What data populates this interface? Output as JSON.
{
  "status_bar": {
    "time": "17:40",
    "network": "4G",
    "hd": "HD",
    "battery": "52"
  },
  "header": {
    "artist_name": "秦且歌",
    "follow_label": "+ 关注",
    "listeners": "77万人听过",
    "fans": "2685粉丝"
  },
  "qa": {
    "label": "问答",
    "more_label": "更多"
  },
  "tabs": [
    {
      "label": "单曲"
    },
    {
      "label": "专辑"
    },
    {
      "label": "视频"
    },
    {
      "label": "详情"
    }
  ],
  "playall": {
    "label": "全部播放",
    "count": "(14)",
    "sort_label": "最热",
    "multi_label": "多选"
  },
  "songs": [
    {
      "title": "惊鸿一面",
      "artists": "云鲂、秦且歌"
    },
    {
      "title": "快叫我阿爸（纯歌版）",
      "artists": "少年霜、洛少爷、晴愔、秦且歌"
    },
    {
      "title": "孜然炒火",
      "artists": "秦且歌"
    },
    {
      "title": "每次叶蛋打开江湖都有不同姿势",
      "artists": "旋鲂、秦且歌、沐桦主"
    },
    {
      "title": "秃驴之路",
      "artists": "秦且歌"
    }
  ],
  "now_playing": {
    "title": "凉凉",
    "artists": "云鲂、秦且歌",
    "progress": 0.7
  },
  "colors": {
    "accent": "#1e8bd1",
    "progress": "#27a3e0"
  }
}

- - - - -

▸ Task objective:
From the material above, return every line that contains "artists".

▸ Result of the task:
      "artists": "云鲂、秦且歌"
      "artists": "少年霜、洛少爷、晴愔、秦且歌"
      "artists": "秦且歌"
      "artists": "旋鲂、秦且歌、沐桦主"
      "artists": "秦且歌"
    "artists": "云鲂、秦且歌",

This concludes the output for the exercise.